• **Task objective**
Using the records below, locate all lines containing "user" and return them.

= = = = =

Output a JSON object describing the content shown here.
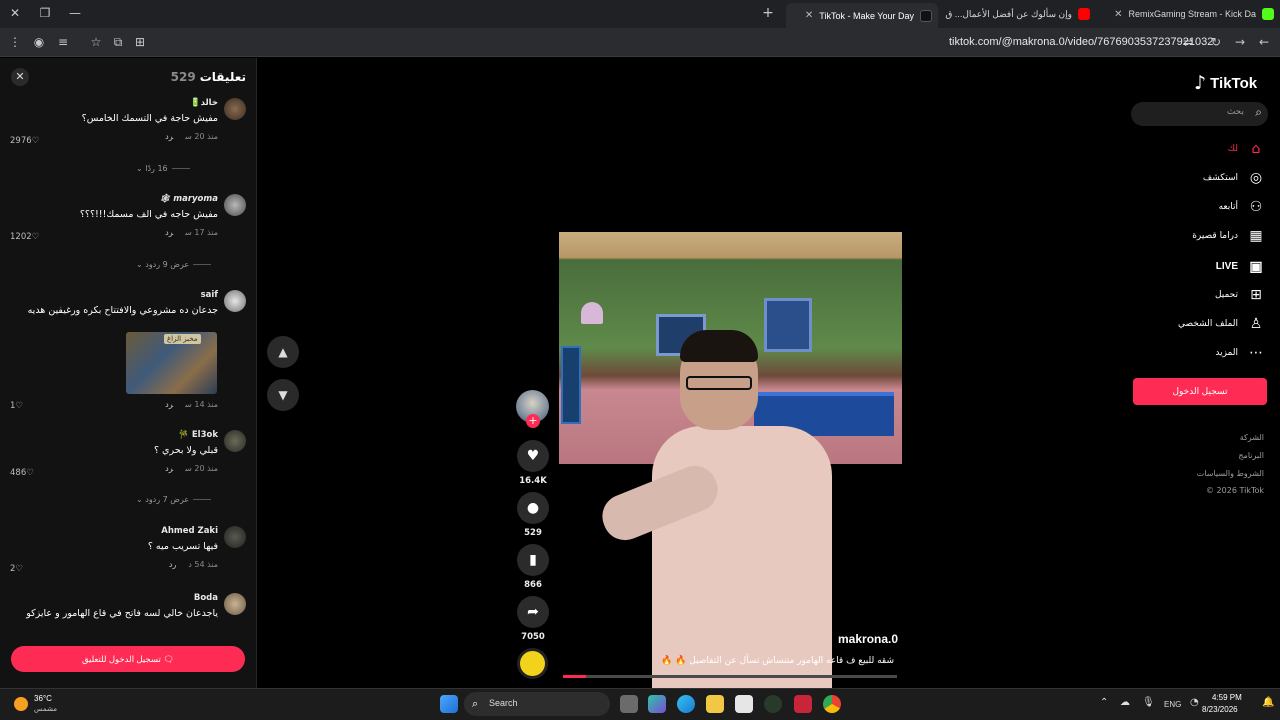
{
  "browser": {
    "tabs": [
      {
        "title": "RemixGaming Stream - Kick Da",
        "favicon_color": "#53fc18"
      },
      {
        "title": "وإن سألوك عن أفضل الأعمال... ق",
        "favicon_color": "#ff0000"
      },
      {
        "title": "TikTok - Make Your Day",
        "favicon_color": "#111111"
      }
    ],
    "url": "tiktok.com/@makrona.0/video/7676903537237921032"
  },
  "sidebar": {
    "logo_text": "TikTok",
    "search_placeholder": "بحث",
    "items": [
      {
        "label": "لك",
        "icon": "home-icon",
        "active": true
      },
      {
        "label": "استكشف",
        "icon": "compass-icon",
        "active": false
      },
      {
        "label": "أتابعه",
        "icon": "following-icon",
        "active": false
      },
      {
        "label": "دراما قصيرة",
        "icon": "film-icon",
        "active": false
      },
      {
        "label": "LIVE",
        "icon": "live-tv-icon",
        "active": false
      },
      {
        "label": "تحميل",
        "icon": "upload-icon",
        "active": false
      },
      {
        "label": "الملف الشخصي",
        "icon": "profile-icon",
        "active": false
      },
      {
        "label": "المزيد",
        "icon": "more-icon",
        "active": false
      }
    ],
    "login_label": "تسجيل الدخول",
    "footer": [
      "الشركة",
      "البرنامج",
      "الشروط والسياسات",
      "© 2026 TikTok"
    ]
  },
  "comments": {
    "title": "تعليقات",
    "count": "529",
    "reply_label": "رد",
    "items": [
      {
        "user": "خالد🔋",
        "text": "مفيش حاجة في التسمك الخامس؟",
        "time": "منذ 20 س",
        "likes": "2976",
        "replies": "16 ردًا"
      },
      {
        "user": "maryoma 🕸",
        "text": "مفيش حاجه في الف مسمك!!!؟؟؟",
        "time": "منذ 17 س",
        "likes": "1202",
        "replies": "عرض 9 ردود"
      },
      {
        "user": "saif",
        "text": "جدعان ده مشروعي والافتتاح بكره ورغيفين هديه",
        "time": "منذ 14 س",
        "likes": "1",
        "image_label": "مخبز الزاغ"
      },
      {
        "user": "El3ok 🎋",
        "text": "قبلي ولا بحري ؟",
        "time": "منذ 20 س",
        "likes": "486",
        "replies": "عرض 7 ردود"
      },
      {
        "user": "Ahmed Zaki",
        "text": "فيها تسريب ميه ؟",
        "time": "منذ 54 د",
        "likes": "2"
      },
      {
        "user": "Boda",
        "text": "ياجدعان خالي لسه فاتح في قاع الهامور و عايزكو"
      }
    ],
    "login_to_comment": "تسجيل الدخول للتعليق"
  },
  "video": {
    "author": "makrona.0",
    "caption": "شقه للبيع ف قاعه الهامور متنساش تسأل عن التفاصيل 🔥 🔥",
    "stats": {
      "likes": "16.4K",
      "comments": "529",
      "saves": "866",
      "shares": "7050"
    },
    "progress": 0.07
  },
  "taskbar": {
    "weather_temp": "36°C",
    "weather_desc": "مشمس",
    "search_label": "Search",
    "lang": "ENG",
    "time": "4:59 PM",
    "date": "8/23/2026"
  },
  "colors": {
    "accent": "#fe2c55",
    "bg": "#000000",
    "panel": "#121212"
  }
}
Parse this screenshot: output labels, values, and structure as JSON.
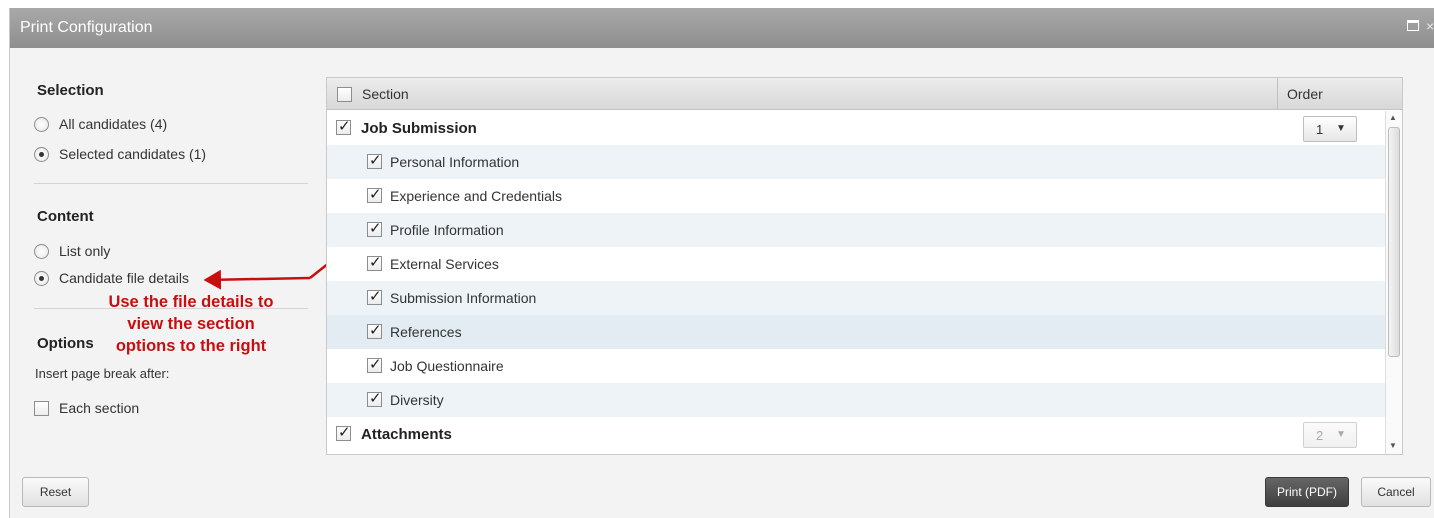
{
  "dialog": {
    "title": "Print Configuration"
  },
  "selection": {
    "heading": "Selection",
    "options": [
      {
        "label": "All candidates (4)",
        "selected": false
      },
      {
        "label": "Selected candidates (1)",
        "selected": true
      }
    ]
  },
  "content": {
    "heading": "Content",
    "options": [
      {
        "label": "List only",
        "selected": false
      },
      {
        "label": "Candidate file details",
        "selected": true
      }
    ]
  },
  "annotation": {
    "text": "Use the file details to view the section options to the right",
    "color": "#c80f0f"
  },
  "options": {
    "heading": "Options",
    "pagebreak_label": "Insert page break after:",
    "each_section_label": "Each section",
    "each_section_checked": false
  },
  "table": {
    "header_section": "Section",
    "header_order": "Order",
    "rows": [
      {
        "label": "Job Submission",
        "level": "parent",
        "checked": true,
        "order": "1"
      },
      {
        "label": "Personal Information",
        "level": "child",
        "checked": true
      },
      {
        "label": "Experience and Credentials",
        "level": "child",
        "checked": true
      },
      {
        "label": "Profile Information",
        "level": "child",
        "checked": true
      },
      {
        "label": "External Services",
        "level": "child",
        "checked": true
      },
      {
        "label": "Submission Information",
        "level": "child",
        "checked": true
      },
      {
        "label": "References",
        "level": "child",
        "checked": true
      },
      {
        "label": "Job Questionnaire",
        "level": "child",
        "checked": true
      },
      {
        "label": "Diversity",
        "level": "child",
        "checked": true
      },
      {
        "label": "Attachments",
        "level": "parent",
        "checked": true,
        "order": "2"
      }
    ]
  },
  "footer": {
    "reset_label": "Reset",
    "print_label": "Print (PDF)",
    "cancel_label": "Cancel"
  }
}
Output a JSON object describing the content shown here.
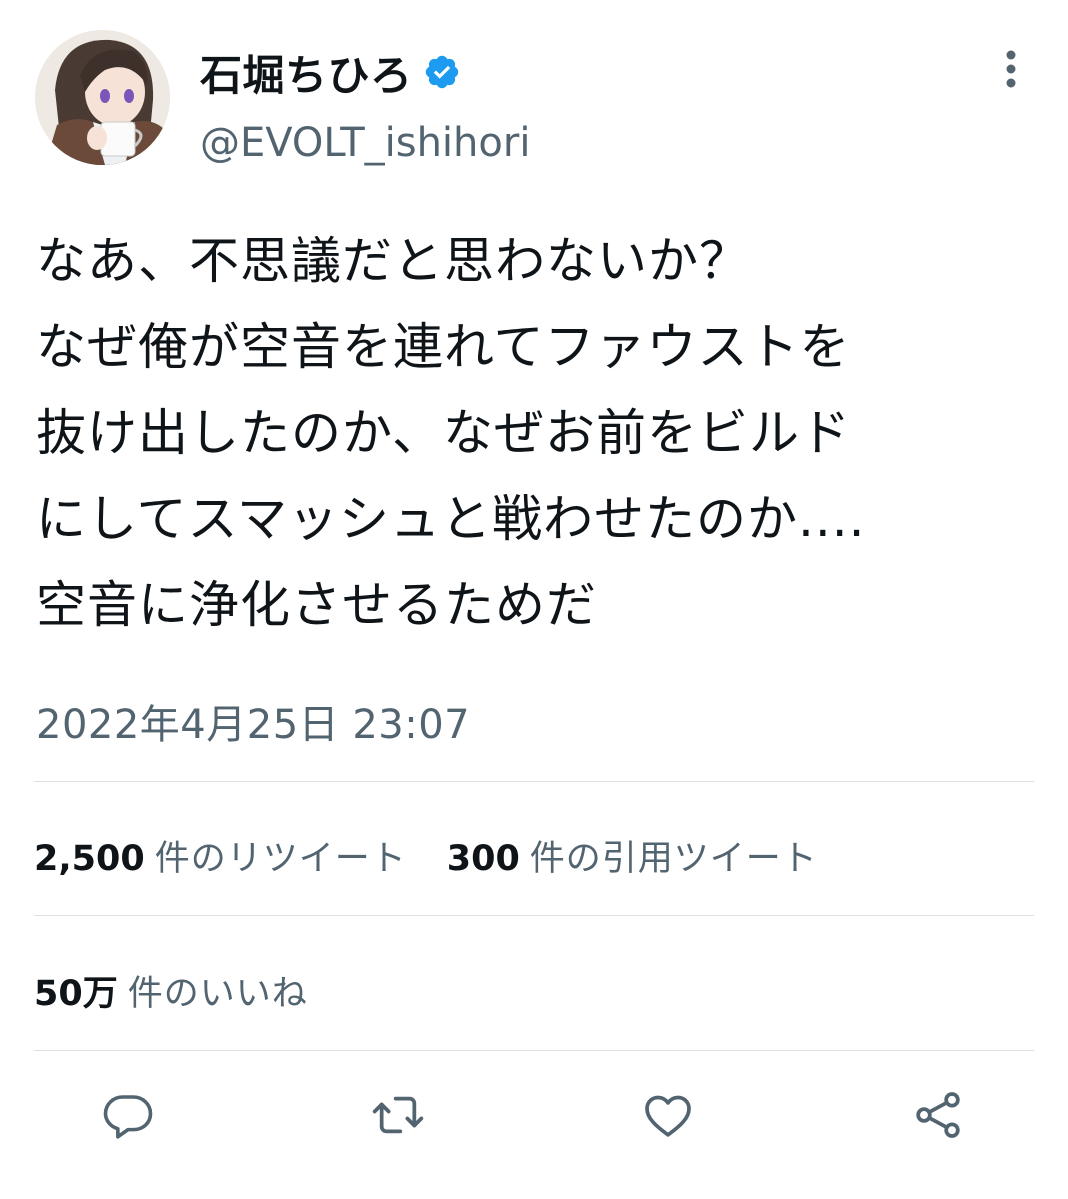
{
  "user": {
    "display_name": "石堀ちひろ",
    "handle": "@EVOLT_ishihori",
    "verified": true,
    "avatar": "anime-character-avatar"
  },
  "tweet": {
    "text": "なあ、不思議だと思わないか？\nなぜ俺が空音を連れてファウストを\n抜け出したのか、なぜお前をビルド\nにしてスマッシュと戦わせたのか....\n空音に浄化させるためだ",
    "timestamp": "2022年4月25日 23:07"
  },
  "stats": {
    "retweets_count": "2,500",
    "retweets_label": "件のリツイート",
    "quotes_count": "300",
    "quotes_label": "件の引用ツイート",
    "likes_count": "50万",
    "likes_label": "件のいいね"
  },
  "actions": [
    {
      "icon": "reply-icon"
    },
    {
      "icon": "retweet-icon"
    },
    {
      "icon": "like-icon"
    },
    {
      "icon": "share-icon"
    }
  ],
  "colors": {
    "text": "#0f1419",
    "secondary": "#536471",
    "verified": "#1d9bf0",
    "divider": "#dbe1e6"
  }
}
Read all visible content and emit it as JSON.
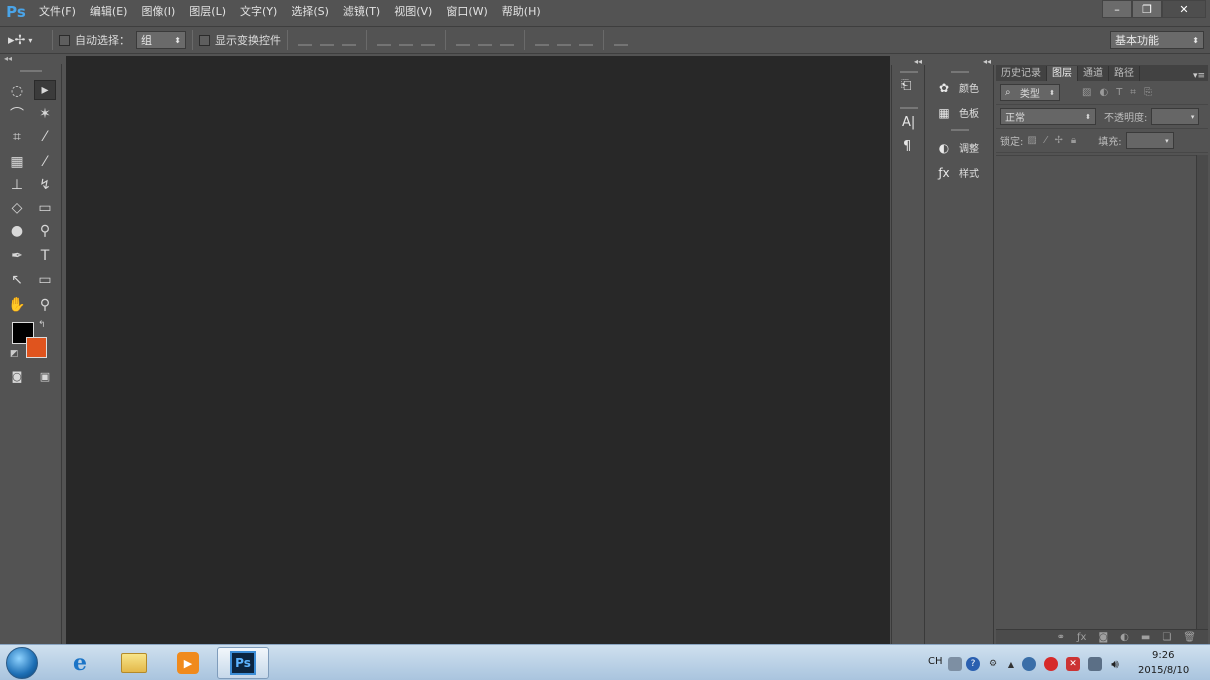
{
  "app": {
    "logo": "Ps"
  },
  "menu": [
    "文件(F)",
    "编辑(E)",
    "图像(I)",
    "图层(L)",
    "文字(Y)",
    "选择(S)",
    "滤镜(T)",
    "视图(V)",
    "窗口(W)",
    "帮助(H)"
  ],
  "window_controls": {
    "minimize": "–",
    "restore": "❐",
    "close": "✕"
  },
  "options_bar": {
    "auto_select_label": "自动选择：",
    "auto_select_value": "组",
    "show_transform_label": "显示变换控件",
    "workspace": "基本功能"
  },
  "side_panels": {
    "color": "颜色",
    "swatches": "色板",
    "adjustments": "调整",
    "styles": "样式"
  },
  "layers_panel": {
    "tabs": [
      "历史记录",
      "图层",
      "通道",
      "路径"
    ],
    "active_tab": 1,
    "filter_kind": "类型",
    "blend_mode": "正常",
    "opacity_label": "不透明度:",
    "lock_label": "锁定:",
    "fill_label": "填充:"
  },
  "colors": {
    "foreground": "#000000",
    "background": "#e0541e",
    "canvas": "#282828",
    "panel": "#535353"
  },
  "taskbar": {
    "ime": "CH",
    "time": "9:26",
    "date": "2015/8/10",
    "ps_label": "Ps"
  }
}
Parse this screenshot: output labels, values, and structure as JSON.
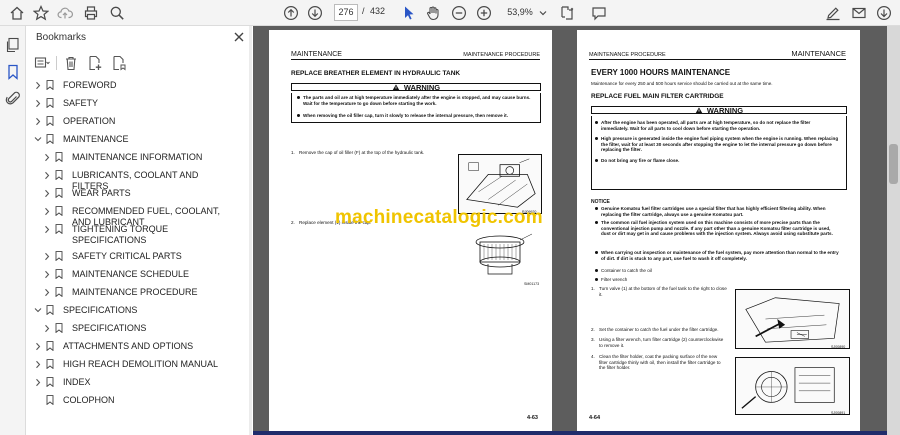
{
  "toolbar": {
    "current_page": "276",
    "page_separator": "/",
    "total_pages": "432",
    "zoom": "53,9%"
  },
  "sidebar": {
    "title": "Bookmarks",
    "items": [
      {
        "label": "FOREWORD",
        "level": 0,
        "expandable": true,
        "expanded": false
      },
      {
        "label": "SAFETY",
        "level": 0,
        "expandable": true,
        "expanded": false
      },
      {
        "label": "OPERATION",
        "level": 0,
        "expandable": true,
        "expanded": false
      },
      {
        "label": "MAINTENANCE",
        "level": 0,
        "expandable": true,
        "expanded": true
      },
      {
        "label": "MAINTENANCE INFORMATION",
        "level": 1,
        "expandable": true,
        "expanded": false
      },
      {
        "label": "LUBRICANTS, COOLANT AND FILTERS",
        "level": 1,
        "expandable": true,
        "expanded": false
      },
      {
        "label": "WEAR PARTS",
        "level": 1,
        "expandable": true,
        "expanded": false
      },
      {
        "label": "RECOMMENDED FUEL, COOLANT, AND LUBRICANT",
        "level": 1,
        "expandable": true,
        "expanded": false
      },
      {
        "label": "TIGHTENING TORQUE SPECIFICATIONS",
        "level": 1,
        "expandable": true,
        "expanded": false
      },
      {
        "label": "SAFETY CRITICAL PARTS",
        "level": 1,
        "expandable": true,
        "expanded": false
      },
      {
        "label": "MAINTENANCE SCHEDULE",
        "level": 1,
        "expandable": true,
        "expanded": false
      },
      {
        "label": "MAINTENANCE PROCEDURE",
        "level": 1,
        "expandable": true,
        "expanded": false
      },
      {
        "label": "SPECIFICATIONS",
        "level": 0,
        "expandable": true,
        "expanded": true
      },
      {
        "label": "SPECIFICATIONS",
        "level": 1,
        "expandable": true,
        "expanded": false
      },
      {
        "label": "ATTACHMENTS AND OPTIONS",
        "level": 0,
        "expandable": true,
        "expanded": false
      },
      {
        "label": "HIGH REACH DEMOLITION MANUAL",
        "level": 0,
        "expandable": true,
        "expanded": false
      },
      {
        "label": "INDEX",
        "level": 0,
        "expandable": true,
        "expanded": false
      },
      {
        "label": "COLOPHON",
        "level": 0,
        "expandable": false,
        "expanded": false
      }
    ]
  },
  "left_page": {
    "header_left": "MAINTENANCE",
    "header_right": "MAINTENANCE PROCEDURE",
    "section_title": "REPLACE BREATHER ELEMENT IN HYDRAULIC TANK",
    "warning_label": "WARNING",
    "warnings": [
      "The parts and oil are at high temperature immediately after the engine is stopped, and may cause burns. Wait for the temperature to go down before starting the work.",
      "When removing the oil filler cap, turn it slowly to release the internal pressure, then remove it."
    ],
    "steps": [
      "Remove the cap of oil filler (F) at the top of the hydraulic tank.",
      "Replace element (1) inside the cap."
    ],
    "fig1_code": "RJ09920",
    "fig2_code": "SM01173",
    "page_number": "4-63"
  },
  "right_page": {
    "header_left": "MAINTENANCE PROCEDURE",
    "header_right": "MAINTENANCE",
    "section_title": "EVERY 1000 HOURS MAINTENANCE",
    "intro": "Maintenance for every 250 and 500 hours service should be carried out at the same time.",
    "subsection_title": "REPLACE FUEL MAIN FILTER CARTRIDGE",
    "warning_label": "WARNING",
    "warnings": [
      "After the engine has been operated, all parts are at high temperature, so do not replace the filter immediately. Wait for all parts to cool down before starting the operation.",
      "High pressure is generated inside the engine fuel piping system when the engine is running. When replacing the filter, wait for at least 30 seconds after stopping the engine to let the internal pressure go down before replacing the filter.",
      "Do not bring any fire or flame close."
    ],
    "notice_label": "NOTICE",
    "notices": [
      "Genuine Komatsu fuel filter cartridges use a special filter that has highly efficient filtering ability. When replacing the filter cartridge, always use a genuine Komatsu part.",
      "The common rail fuel injection system used on this machine consists of more precise parts than the conventional injection pump and nozzle. If any part other than a genuine Komatsu filter cartridge is used, dust or dirt may get in and cause problems with the injection system. Always avoid using substitute parts.",
      "When carrying out inspection or maintenance of the fuel system, pay more attention than normal to the entry of dirt. If dirt is stuck to any part, use fuel to wash it off completely."
    ],
    "tools": [
      "Container to catch the oil",
      "Filter wrench"
    ],
    "steps": [
      "Turn valve (1) at the bottom of the fuel tank to the right to close it.",
      "Set the container to catch the fuel under the filter cartridge.",
      "Using a filter wrench, turn filter cartridge (2) counterclockwise to remove it.",
      "Clean the filter holder, coat the packing surface of the new filter cartridge thinly with oil, then install the filter cartridge to the filter holder."
    ],
    "fig1_code": "SJ00890",
    "fig2_code": "SJ00891",
    "page_number": "4-64"
  },
  "watermark": "machinecatalogic.com"
}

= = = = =

• **Response to this exercise**
        "user": "خالد🔋",
        "user": "maryoma 🕸",
        "user": "saif",
        "user": "El3ok 🎋",
        "user": "Ahmed Zaki",
        "user": "Boda",
  "user": {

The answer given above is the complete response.